**TASK STATEMENT:** Scan the lines below for "kind" and copy the matches.

[Interface dataset entries]
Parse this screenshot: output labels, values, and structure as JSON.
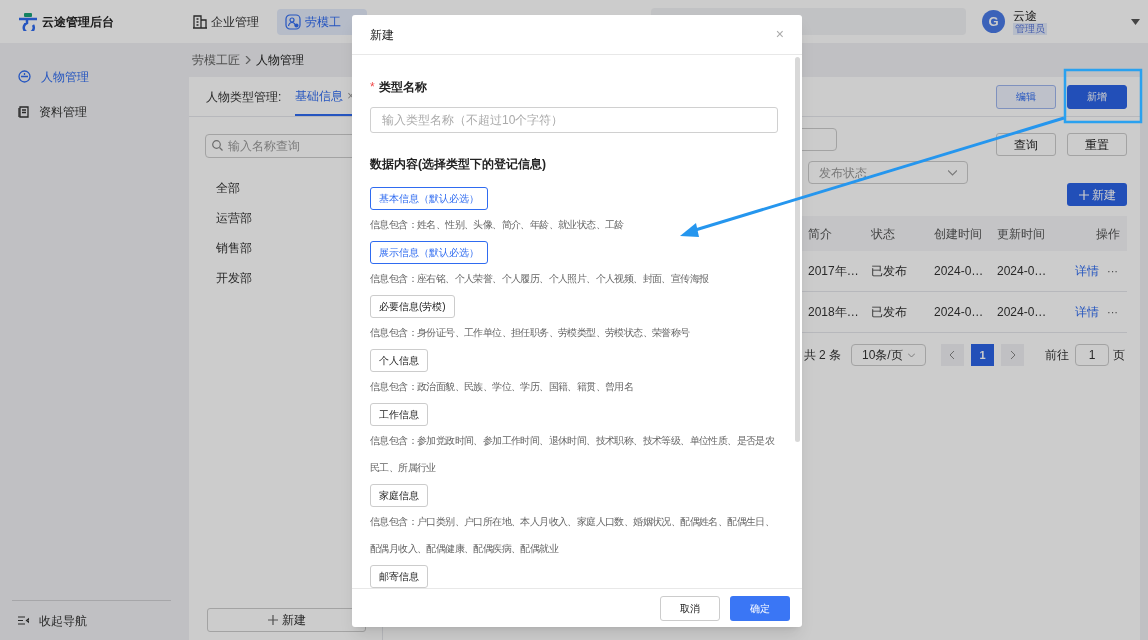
{
  "app": {
    "logo_text": "云途管理后台"
  },
  "top_nav": [
    {
      "label": "企业管理",
      "selected": false,
      "kind": "building"
    },
    {
      "label": "劳模工",
      "selected": true,
      "kind": "worker"
    }
  ],
  "user": {
    "avatar": "G",
    "name": "云途",
    "role": "管理员"
  },
  "sidebar": {
    "items": [
      {
        "label": "人物管理",
        "selected": true,
        "kind": "person"
      },
      {
        "label": "资料管理",
        "selected": false,
        "kind": "book"
      }
    ],
    "collapse": "收起导航"
  },
  "breadcrumb": [
    "劳模工匠",
    "人物管理"
  ],
  "type_tabs": {
    "label": "人物类型管理:",
    "tabs": [
      {
        "label": "基础信息",
        "selected": true,
        "close": "×"
      }
    ]
  },
  "header_buttons": [
    {
      "label": "编辑",
      "kind": "secondary"
    },
    {
      "label": "新增",
      "kind": "primary"
    }
  ],
  "department_panel": {
    "search_placeholder": "输入名称查询",
    "items": [
      "全部",
      "运营部",
      "销售部",
      "开发部"
    ],
    "add_button": "新建"
  },
  "filters": {
    "status_placeholder": "发布状态",
    "query_button": "查询",
    "reset_button": "重置",
    "new_button": "新建"
  },
  "table": {
    "columns": [
      "简介",
      "状态",
      "创建时间",
      "更新时间",
      "操作"
    ],
    "rows": [
      {
        "cells": [
          "2017年…",
          "已发布",
          "2024-0…",
          "2024-0…"
        ],
        "action": "详情",
        "more": "···"
      },
      {
        "cells": [
          "2018年…",
          "已发布",
          "2024-0…",
          "2024-0…"
        ],
        "action": "详情",
        "more": "···"
      }
    ]
  },
  "pagination": {
    "total": "共 2 条",
    "page_size": "10条/页",
    "pages": [
      {
        "label": "1",
        "selected": true
      }
    ],
    "goto_label": "前往",
    "goto_value": "1",
    "page_unit": "页"
  },
  "dialog": {
    "title": "新建",
    "close": "×",
    "required_mark": "*",
    "name_label": "类型名称",
    "name_placeholder": "输入类型名称（不超过10个字符）",
    "section_title": "数据内容(选择类型下的登记信息)",
    "groups": [
      {
        "label": "基本信息（默认必选）",
        "selected": true,
        "description": "信息包含：姓名、性别、头像、简介、年龄、就业状态、工龄"
      },
      {
        "label": "展示信息（默认必选）",
        "selected": true,
        "description": "信息包含：座右铭、个人荣誉、个人履历、个人照片、个人视频、封面、宣传海报"
      },
      {
        "label": "必要信息(劳模)",
        "selected": false,
        "description": "信息包含：身份证号、工作单位、担任职务、劳模类型、劳模状态、荣誉称号"
      },
      {
        "label": "个人信息",
        "selected": false,
        "description": "信息包含：政治面貌、民族、学位、学历、国籍、籍贯、曾用名"
      },
      {
        "label": "工作信息",
        "selected": false,
        "description": "信息包含：参加党政时间、参加工作时间、退休时间、技术职称、技术等级、单位性质、是否是农民工、所属行业"
      },
      {
        "label": "家庭信息",
        "selected": false,
        "description": "信息包含：户口类别、户口所在地、本人月收入、家庭人口数、婚姻状况、配偶姓名、配偶生日、配偶月收入、配偶健康、配偶疾病、配偶就业"
      },
      {
        "label": "邮寄信息",
        "selected": false
      }
    ],
    "cancel": "取消",
    "confirm": "确定"
  }
}
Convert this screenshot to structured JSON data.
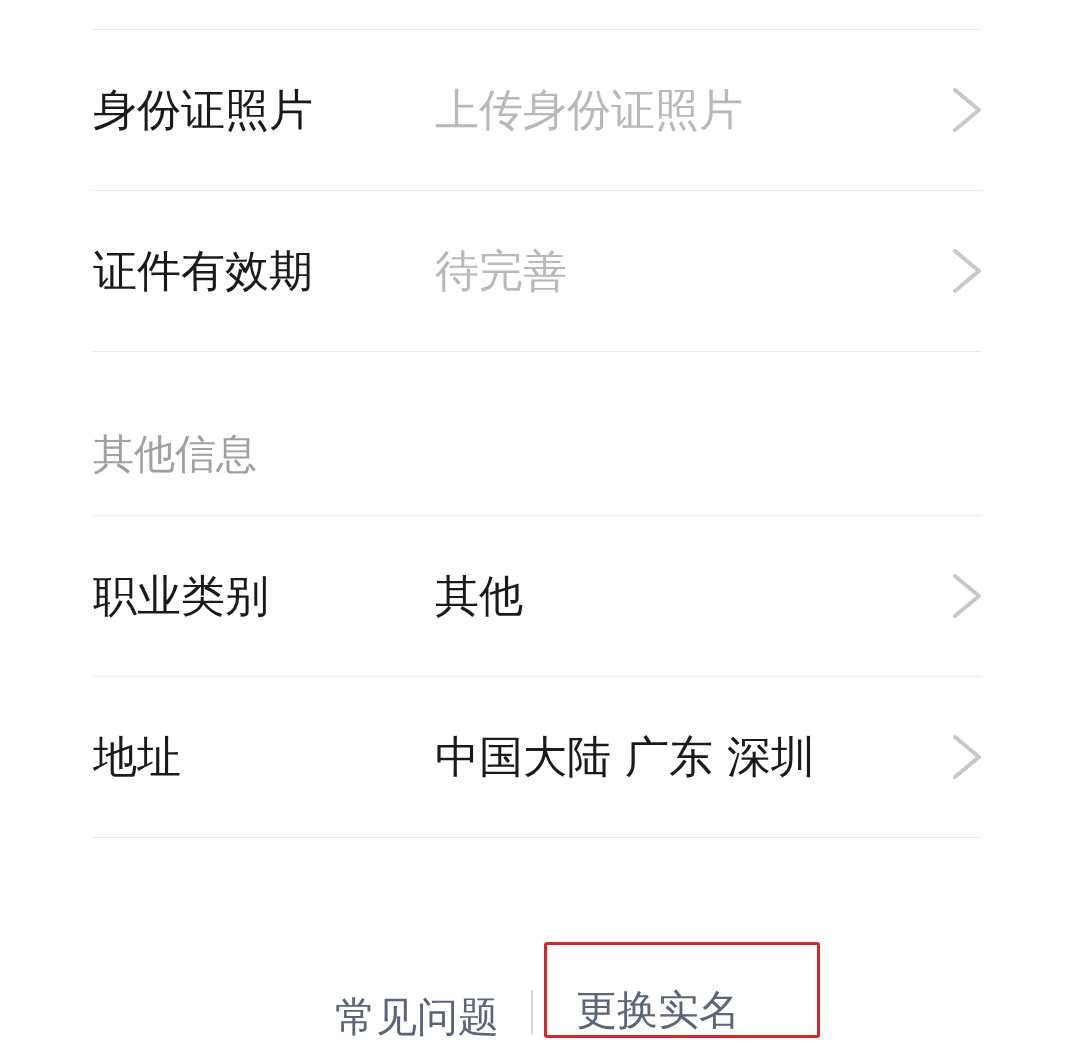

**EXERCISE OUTPUT:**
      "kind": "building"
      "kind": "worker"
        "kind": "person"
        "kind": "book"
      "kind": "secondary"
      "kind": "primary"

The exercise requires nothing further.